SUPPLIED ENTRIES START

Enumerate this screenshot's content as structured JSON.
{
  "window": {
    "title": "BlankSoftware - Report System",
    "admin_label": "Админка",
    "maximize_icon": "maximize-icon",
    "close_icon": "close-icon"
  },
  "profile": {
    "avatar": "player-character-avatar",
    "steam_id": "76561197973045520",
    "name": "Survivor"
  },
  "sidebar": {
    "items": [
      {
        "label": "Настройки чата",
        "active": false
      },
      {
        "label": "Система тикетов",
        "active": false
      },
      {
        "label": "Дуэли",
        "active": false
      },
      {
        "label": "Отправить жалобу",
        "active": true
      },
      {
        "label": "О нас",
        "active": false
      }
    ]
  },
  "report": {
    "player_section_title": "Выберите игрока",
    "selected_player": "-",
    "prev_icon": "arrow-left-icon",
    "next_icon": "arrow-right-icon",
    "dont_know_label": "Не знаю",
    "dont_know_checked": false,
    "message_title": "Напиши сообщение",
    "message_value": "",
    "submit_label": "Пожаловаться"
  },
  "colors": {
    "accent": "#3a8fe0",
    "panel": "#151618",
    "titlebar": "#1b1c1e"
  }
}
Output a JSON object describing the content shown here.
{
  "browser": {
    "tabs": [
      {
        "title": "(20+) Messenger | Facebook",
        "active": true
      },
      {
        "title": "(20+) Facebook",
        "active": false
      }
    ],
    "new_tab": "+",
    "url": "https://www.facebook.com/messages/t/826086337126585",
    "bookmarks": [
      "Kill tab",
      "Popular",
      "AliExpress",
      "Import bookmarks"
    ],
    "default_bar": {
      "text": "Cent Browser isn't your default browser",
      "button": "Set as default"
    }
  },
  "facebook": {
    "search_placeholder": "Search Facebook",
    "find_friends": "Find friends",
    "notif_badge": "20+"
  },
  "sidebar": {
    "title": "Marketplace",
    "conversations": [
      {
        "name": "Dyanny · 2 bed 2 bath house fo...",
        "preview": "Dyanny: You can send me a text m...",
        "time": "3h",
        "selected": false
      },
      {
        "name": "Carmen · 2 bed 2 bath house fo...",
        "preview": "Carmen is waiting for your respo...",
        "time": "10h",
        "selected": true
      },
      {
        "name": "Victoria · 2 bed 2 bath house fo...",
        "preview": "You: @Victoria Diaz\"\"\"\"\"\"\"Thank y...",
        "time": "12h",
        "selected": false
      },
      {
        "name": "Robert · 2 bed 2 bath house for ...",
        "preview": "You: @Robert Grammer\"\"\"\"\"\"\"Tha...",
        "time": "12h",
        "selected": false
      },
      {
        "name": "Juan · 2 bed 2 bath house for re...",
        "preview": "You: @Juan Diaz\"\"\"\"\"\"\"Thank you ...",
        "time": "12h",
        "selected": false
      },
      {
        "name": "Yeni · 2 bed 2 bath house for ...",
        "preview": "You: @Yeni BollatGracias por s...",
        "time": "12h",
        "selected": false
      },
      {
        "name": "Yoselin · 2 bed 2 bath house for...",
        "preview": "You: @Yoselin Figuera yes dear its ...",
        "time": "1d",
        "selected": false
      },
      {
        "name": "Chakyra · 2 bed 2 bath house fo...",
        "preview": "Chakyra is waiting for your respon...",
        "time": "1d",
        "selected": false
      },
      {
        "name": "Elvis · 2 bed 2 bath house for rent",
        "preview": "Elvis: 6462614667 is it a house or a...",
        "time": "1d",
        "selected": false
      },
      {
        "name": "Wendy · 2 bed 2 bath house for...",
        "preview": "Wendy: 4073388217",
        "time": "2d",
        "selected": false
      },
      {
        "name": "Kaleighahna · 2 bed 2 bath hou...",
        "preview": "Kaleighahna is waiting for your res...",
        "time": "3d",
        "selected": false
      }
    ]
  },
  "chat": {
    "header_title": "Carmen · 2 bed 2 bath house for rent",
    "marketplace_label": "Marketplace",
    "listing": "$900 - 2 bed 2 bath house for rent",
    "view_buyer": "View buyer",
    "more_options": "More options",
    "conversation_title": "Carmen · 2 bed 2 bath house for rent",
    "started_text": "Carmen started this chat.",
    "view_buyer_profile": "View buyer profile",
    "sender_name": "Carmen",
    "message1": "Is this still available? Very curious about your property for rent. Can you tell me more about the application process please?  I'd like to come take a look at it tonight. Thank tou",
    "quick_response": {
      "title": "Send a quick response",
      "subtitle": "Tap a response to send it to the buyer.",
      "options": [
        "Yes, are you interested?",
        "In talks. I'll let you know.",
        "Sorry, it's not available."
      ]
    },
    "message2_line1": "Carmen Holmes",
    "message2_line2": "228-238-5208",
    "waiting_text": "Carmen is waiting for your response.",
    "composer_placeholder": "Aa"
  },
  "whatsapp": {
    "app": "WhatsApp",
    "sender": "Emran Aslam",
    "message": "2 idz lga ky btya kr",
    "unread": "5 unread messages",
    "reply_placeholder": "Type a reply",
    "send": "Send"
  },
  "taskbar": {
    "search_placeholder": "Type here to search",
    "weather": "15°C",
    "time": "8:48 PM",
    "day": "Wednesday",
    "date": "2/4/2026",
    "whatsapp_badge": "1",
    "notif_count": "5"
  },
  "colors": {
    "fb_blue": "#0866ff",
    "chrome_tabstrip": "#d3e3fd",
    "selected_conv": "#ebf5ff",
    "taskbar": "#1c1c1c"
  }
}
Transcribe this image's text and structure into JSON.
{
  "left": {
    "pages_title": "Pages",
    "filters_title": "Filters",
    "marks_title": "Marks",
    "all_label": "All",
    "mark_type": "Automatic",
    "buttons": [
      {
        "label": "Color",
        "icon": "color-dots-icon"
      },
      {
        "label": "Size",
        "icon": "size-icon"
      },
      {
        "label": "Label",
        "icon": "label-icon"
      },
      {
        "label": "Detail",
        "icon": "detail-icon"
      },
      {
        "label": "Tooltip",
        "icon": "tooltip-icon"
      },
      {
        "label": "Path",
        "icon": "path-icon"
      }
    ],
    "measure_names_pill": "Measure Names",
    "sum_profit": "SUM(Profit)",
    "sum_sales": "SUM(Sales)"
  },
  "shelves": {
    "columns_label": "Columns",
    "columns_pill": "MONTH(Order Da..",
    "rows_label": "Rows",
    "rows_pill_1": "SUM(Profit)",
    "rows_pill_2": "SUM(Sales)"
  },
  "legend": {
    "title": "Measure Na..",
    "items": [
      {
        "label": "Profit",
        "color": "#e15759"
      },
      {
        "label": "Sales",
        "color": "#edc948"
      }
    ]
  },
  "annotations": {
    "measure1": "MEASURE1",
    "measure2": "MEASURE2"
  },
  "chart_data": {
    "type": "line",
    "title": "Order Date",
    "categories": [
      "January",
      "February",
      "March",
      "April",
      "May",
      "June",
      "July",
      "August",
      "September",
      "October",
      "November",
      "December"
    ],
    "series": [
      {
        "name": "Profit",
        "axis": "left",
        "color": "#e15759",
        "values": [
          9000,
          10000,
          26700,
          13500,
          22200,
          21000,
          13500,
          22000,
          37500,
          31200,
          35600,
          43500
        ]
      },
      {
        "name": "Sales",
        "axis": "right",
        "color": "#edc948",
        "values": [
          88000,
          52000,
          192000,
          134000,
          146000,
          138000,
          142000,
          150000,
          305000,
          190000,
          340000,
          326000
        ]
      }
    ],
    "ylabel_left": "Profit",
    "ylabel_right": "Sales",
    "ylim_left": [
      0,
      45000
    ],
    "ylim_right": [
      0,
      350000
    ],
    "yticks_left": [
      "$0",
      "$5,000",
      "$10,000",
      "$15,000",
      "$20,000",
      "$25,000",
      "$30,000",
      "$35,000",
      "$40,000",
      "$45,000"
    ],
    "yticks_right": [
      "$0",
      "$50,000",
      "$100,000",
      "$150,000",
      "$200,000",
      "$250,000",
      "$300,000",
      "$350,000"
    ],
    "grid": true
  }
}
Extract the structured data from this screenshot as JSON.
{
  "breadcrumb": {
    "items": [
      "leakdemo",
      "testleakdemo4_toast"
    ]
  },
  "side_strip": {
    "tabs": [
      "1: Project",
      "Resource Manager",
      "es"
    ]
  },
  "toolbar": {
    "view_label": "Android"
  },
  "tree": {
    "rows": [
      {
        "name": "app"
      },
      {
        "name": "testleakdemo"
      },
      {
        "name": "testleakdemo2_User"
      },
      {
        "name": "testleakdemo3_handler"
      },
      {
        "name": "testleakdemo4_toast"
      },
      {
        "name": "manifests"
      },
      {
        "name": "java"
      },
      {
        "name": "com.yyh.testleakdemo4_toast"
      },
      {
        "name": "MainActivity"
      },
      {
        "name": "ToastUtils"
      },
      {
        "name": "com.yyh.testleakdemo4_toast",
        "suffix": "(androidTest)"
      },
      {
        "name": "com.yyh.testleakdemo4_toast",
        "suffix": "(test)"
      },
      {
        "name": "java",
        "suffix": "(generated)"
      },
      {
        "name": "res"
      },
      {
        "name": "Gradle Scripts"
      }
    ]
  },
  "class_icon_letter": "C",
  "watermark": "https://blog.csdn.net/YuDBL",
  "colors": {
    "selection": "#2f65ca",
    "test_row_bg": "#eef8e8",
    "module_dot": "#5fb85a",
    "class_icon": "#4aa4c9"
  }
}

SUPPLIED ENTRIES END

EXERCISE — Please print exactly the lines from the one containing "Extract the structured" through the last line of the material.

SOLVED EXERCISE —
Extract the structured data from this screenshot as JSON.
{
  "breadcrumb": {
    "items": [
      "leakdemo",
      "testleakdemo4_toast"
    ]
  },
  "side_strip": {
    "tabs": [
      "1: Project",
      "Resource Manager",
      "es"
    ]
  },
  "toolbar": {
    "view_label": "Android"
  },
  "tree": {
    "rows": [
      {
        "name": "app"
      },
      {
        "name": "testleakdemo"
      },
      {
        "name": "testleakdemo2_User"
      },
      {
        "name": "testleakdemo3_handler"
      },
      {
        "name": "testleakdemo4_toast"
      },
      {
        "name": "manifests"
      },
      {
        "name": "java"
      },
      {
        "name": "com.yyh.testleakdemo4_toast"
      },
      {
        "name": "MainActivity"
      },
      {
        "name": "ToastUtils"
      },
      {
        "name": "com.yyh.testleakdemo4_toast",
        "suffix": "(androidTest)"
      },
      {
        "name": "com.yyh.testleakdemo4_toast",
        "suffix": "(test)"
      },
      {
        "name": "java",
        "suffix": "(generated)"
      },
      {
        "name": "res"
      },
      {
        "name": "Gradle Scripts"
      }
    ]
  },
  "class_icon_letter": "C",
  "watermark": "https://blog.csdn.net/YuDBL",
  "colors": {
    "selection": "#2f65ca",
    "test_row_bg": "#eef8e8",
    "module_dot": "#5fb85a",
    "class_icon": "#4aa4c9"
  }
}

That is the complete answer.